• **Data supplied**:
════════

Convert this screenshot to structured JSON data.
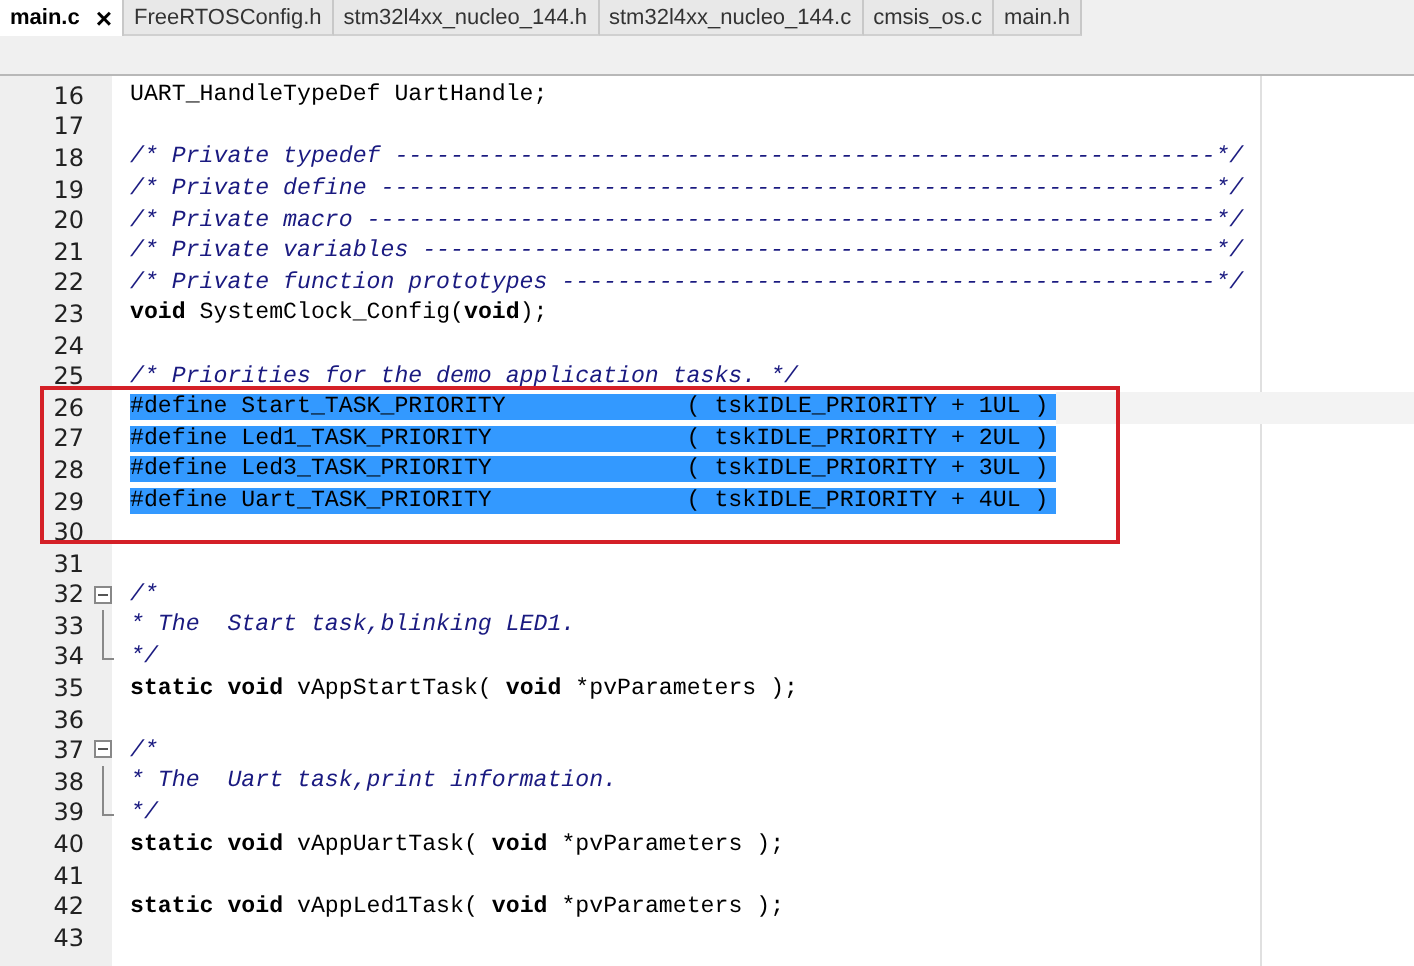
{
  "tabs": [
    {
      "label": "main.c",
      "selected": true,
      "closable": true,
      "close": "×"
    },
    {
      "label": "FreeRTOSConfig.h",
      "selected": false,
      "closable": false
    },
    {
      "label": "stm32l4xx_nucleo_144.h",
      "selected": false,
      "closable": false
    },
    {
      "label": "stm32l4xx_nucleo_144.c",
      "selected": false,
      "closable": false
    },
    {
      "label": "cmsis_os.c",
      "selected": false,
      "closable": false
    },
    {
      "label": "main.h",
      "selected": false,
      "closable": false
    }
  ],
  "lines": [
    {
      "number": "16",
      "segments": [
        {
          "text": "UART_HandleTypeDef UartHandle;",
          "kind": "plain"
        }
      ]
    },
    {
      "number": "17"
    },
    {
      "number": "18",
      "segments": [
        {
          "text": "/* Private typedef -----------------------------------------------------------*/",
          "kind": "comment"
        }
      ]
    },
    {
      "number": "19",
      "segments": [
        {
          "text": "/* Private define ------------------------------------------------------------*/",
          "kind": "comment"
        }
      ]
    },
    {
      "number": "20",
      "segments": [
        {
          "text": "/* Private macro -------------------------------------------------------------*/",
          "kind": "comment"
        }
      ]
    },
    {
      "number": "21",
      "segments": [
        {
          "text": "/* Private variables ---------------------------------------------------------*/",
          "kind": "comment"
        }
      ]
    },
    {
      "number": "22",
      "segments": [
        {
          "text": "/* Private function prototypes -----------------------------------------------*/",
          "kind": "comment"
        }
      ]
    },
    {
      "number": "23",
      "segments": [
        {
          "text": "void",
          "kind": "keyword"
        },
        {
          "text": " SystemClock_Config(",
          "kind": "plain"
        },
        {
          "text": "void",
          "kind": "keyword"
        },
        {
          "text": ");",
          "kind": "plain"
        }
      ]
    },
    {
      "number": "24"
    },
    {
      "number": "25",
      "segments": [
        {
          "text": "/* Priorities for the demo application tasks. */",
          "kind": "comment"
        }
      ]
    },
    {
      "number": "26",
      "current": true,
      "selected": true,
      "boxed": true,
      "segments": [
        {
          "text": "#define Start_TASK_PRIORITY             ( tskIDLE_PRIORITY + 1UL )",
          "kind": "plain"
        }
      ]
    },
    {
      "number": "27",
      "selected": true,
      "boxed": true,
      "segments": [
        {
          "text": "#define Led1_TASK_PRIORITY              ( tskIDLE_PRIORITY + 2UL )",
          "kind": "plain"
        }
      ]
    },
    {
      "number": "28",
      "selected": true,
      "boxed": true,
      "segments": [
        {
          "text": "#define Led3_TASK_PRIORITY              ( tskIDLE_PRIORITY + 3UL )",
          "kind": "plain"
        }
      ]
    },
    {
      "number": "29",
      "selected": true,
      "boxed": true,
      "segments": [
        {
          "text": "#define Uart_TASK_PRIORITY              ( tskIDLE_PRIORITY + 4UL )",
          "kind": "plain"
        }
      ]
    },
    {
      "number": "30",
      "boxed": true
    },
    {
      "number": "31"
    },
    {
      "number": "32",
      "fold": {
        "kind": "start"
      },
      "segments": [
        {
          "text": "/*",
          "kind": "comment"
        }
      ]
    },
    {
      "number": "33",
      "fold": {
        "kind": "mid"
      },
      "segments": [
        {
          "text": "* The  Start task,blinking LED1.",
          "kind": "comment"
        }
      ]
    },
    {
      "number": "34",
      "fold": {
        "kind": "end"
      },
      "segments": [
        {
          "text": "*/",
          "kind": "comment"
        }
      ]
    },
    {
      "number": "35",
      "segments": [
        {
          "text": "static void",
          "kind": "keyword"
        },
        {
          "text": " vAppStartTask( ",
          "kind": "plain"
        },
        {
          "text": "void",
          "kind": "keyword"
        },
        {
          "text": " *pvParameters );",
          "kind": "plain"
        }
      ]
    },
    {
      "number": "36"
    },
    {
      "number": "37",
      "fold": {
        "kind": "start"
      },
      "segments": [
        {
          "text": "/*",
          "kind": "comment"
        }
      ]
    },
    {
      "number": "38",
      "fold": {
        "kind": "mid"
      },
      "segments": [
        {
          "text": "* The  Uart task,print information.",
          "kind": "comment"
        }
      ]
    },
    {
      "number": "39",
      "fold": {
        "kind": "end"
      },
      "segments": [
        {
          "text": "*/",
          "kind": "comment"
        }
      ]
    },
    {
      "number": "40",
      "segments": [
        {
          "text": "static void",
          "kind": "keyword"
        },
        {
          "text": " vAppUartTask( ",
          "kind": "plain"
        },
        {
          "text": "void",
          "kind": "keyword"
        },
        {
          "text": " *pvParameters );",
          "kind": "plain"
        }
      ]
    },
    {
      "number": "41"
    },
    {
      "number": "42",
      "segments": [
        {
          "text": "static void",
          "kind": "keyword"
        },
        {
          "text": " vAppLed1Task( ",
          "kind": "plain"
        },
        {
          "text": "void",
          "kind": "keyword"
        },
        {
          "text": " *pvParameters );",
          "kind": "plain"
        }
      ]
    },
    {
      "number": "43"
    }
  ]
}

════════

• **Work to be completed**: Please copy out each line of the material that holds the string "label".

• **Answer section**:
      "label": "main.c",
      "label": "FreeRTOSConfig.h",
      "label": "stm32l4xx_nucleo_144.h",
      "label": "stm32l4xx_nucleo_144.c",
      "label": "cmsis_os.c",
      "label": "main.h",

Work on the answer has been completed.